History of Europe

In the footsteps of the Roman battle on the Harzhorn

Archaeologists have already found more than 2,700 individual parts on the Harzhorn.

It was amateur archaeologists who discovered rusty iron bolts on the Harzhorn in southern Lower Saxony in 2000. They suspected the potential value of their find and submitted it to experts for appraisal. A little later it was clear:The iron bolts from the forest between Bad Gandersheim and Kalefeld belong to so-called Scorpio catapults - firearms of the Roman legions. The find put the history of the Romans in Germania in a new light. Thousands of artefacts have since been unearthed on the Harzhorn. An information center and a visitor path classify the finds historically.

History is being rewritten

Display boards provide information about the events around 1,800 years ago.

Until the discoveries on the Harzhorn, historians had assumed that the Romans had not undertaken any major campaigns into the interior of Germany since their defeat in the Varus Battle in 9 AD and the vendettas of Germanicus in the years 14 to 16.

However, coin finds show that the battle in southern Lower Saxony must have taken place at the time of the Roman Emperor Maximinus Thrax, who was waging war against the Germans around 225 to around 240 AD. Archaeologists also found arrowheads used by Syrian archers. These came from occupied provinces and served as mercenaries in the Roman legion. It is recorded from the time of Maximinus Thrax that he used Moorish spear throwers and Syrian archers around 235. The Battle of the Harzhorn is therefore dated to these years.
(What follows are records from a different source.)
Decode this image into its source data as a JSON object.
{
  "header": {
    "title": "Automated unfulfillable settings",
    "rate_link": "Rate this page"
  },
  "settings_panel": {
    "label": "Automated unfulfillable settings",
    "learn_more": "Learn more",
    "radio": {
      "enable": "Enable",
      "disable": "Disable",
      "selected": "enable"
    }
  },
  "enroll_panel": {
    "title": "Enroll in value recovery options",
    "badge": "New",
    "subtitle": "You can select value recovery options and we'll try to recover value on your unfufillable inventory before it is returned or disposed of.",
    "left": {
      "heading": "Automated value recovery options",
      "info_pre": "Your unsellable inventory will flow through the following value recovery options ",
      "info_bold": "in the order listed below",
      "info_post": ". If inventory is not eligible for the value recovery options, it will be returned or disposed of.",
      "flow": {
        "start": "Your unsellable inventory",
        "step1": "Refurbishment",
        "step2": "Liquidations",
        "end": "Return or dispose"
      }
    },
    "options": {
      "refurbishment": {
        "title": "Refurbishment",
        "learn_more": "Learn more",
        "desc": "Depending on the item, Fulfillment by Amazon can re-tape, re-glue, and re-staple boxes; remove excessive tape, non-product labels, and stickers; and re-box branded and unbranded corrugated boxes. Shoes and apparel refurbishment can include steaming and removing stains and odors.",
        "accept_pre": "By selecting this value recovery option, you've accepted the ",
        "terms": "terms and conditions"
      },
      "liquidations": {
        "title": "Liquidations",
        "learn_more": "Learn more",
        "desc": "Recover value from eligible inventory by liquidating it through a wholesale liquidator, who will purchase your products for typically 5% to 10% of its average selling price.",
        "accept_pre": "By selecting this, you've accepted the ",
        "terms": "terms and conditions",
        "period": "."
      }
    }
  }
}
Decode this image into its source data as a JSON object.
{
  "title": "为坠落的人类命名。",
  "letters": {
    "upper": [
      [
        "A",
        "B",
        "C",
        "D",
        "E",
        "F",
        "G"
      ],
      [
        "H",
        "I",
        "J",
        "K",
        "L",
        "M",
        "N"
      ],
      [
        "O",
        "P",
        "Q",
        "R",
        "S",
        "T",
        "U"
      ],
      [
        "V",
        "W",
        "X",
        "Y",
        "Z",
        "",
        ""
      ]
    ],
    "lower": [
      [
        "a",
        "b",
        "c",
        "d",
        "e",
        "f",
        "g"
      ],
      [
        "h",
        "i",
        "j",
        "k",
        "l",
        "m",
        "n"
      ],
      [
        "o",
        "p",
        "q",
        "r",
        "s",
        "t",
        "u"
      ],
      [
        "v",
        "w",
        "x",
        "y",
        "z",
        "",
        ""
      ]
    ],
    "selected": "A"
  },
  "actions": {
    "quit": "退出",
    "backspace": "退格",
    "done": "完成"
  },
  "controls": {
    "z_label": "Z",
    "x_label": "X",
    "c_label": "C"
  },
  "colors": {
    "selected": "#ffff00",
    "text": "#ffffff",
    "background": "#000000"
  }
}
At least 1,000 Roman fighters

One ax has "LEG IIII" engraved on it, among other characters that are difficult to decipher.

So far, archaeologists have found more than 2,700 individual parts during excavations on an area measuring around 1,000 by 500 meters:horse sandals, tent pegs, chariot parts, lances, spearheads and other weapons. The inscription on a Roman ax provided an important clue as to which association was fighting against the Germans:"LEG IIII". This stands for the fourth legion of the Romans. The unit almost certainly came from Singidunum, modern-day Belgrade, according to archaeologists.

Coin finds helped narrow down the timing of the battle.

At that time, at least 1,000 legionnaires marched up the mountainside on the Harzhorn. They came from the north and were on their way back to the Rhine. The Germans were probably lying in wait for them in an ambush. The Harzhorn site is at the top of a ridge running from west to east. The steep slopes are only passable in a few places. Partly the pass is only 300 meters wide. Germans could have waited there for the Roman enemies. Archaeologists discover a particularly large number of finds on the main ridge of the mountain.

Battle positions still visible

Teutons attacked with such spearheads, among other things, but were ultimately defeated.

The battlefield is so well preserved that individual battle sections can be understood, such as the impact of targeted volleys of arrows or individual infantry attacks. Nevertheless, many questions remain unanswered. What was the aim of the Roman operation so far north? Was it a vendetta? Should the Germans be intimidated?

Thanks to their superior weapons technology, the Romans may have managed to fight their way free. Their Scorpio catapults had a high penetrating power. The bolts could destroy wooden palisades and metal armor at a distance of a good 120 meters - a very effective weapon at the time. The researchers assume that there was no clear winner in the battle:the Germans took booty, the Romans retreated in the direction of the Leine Valley without major losses.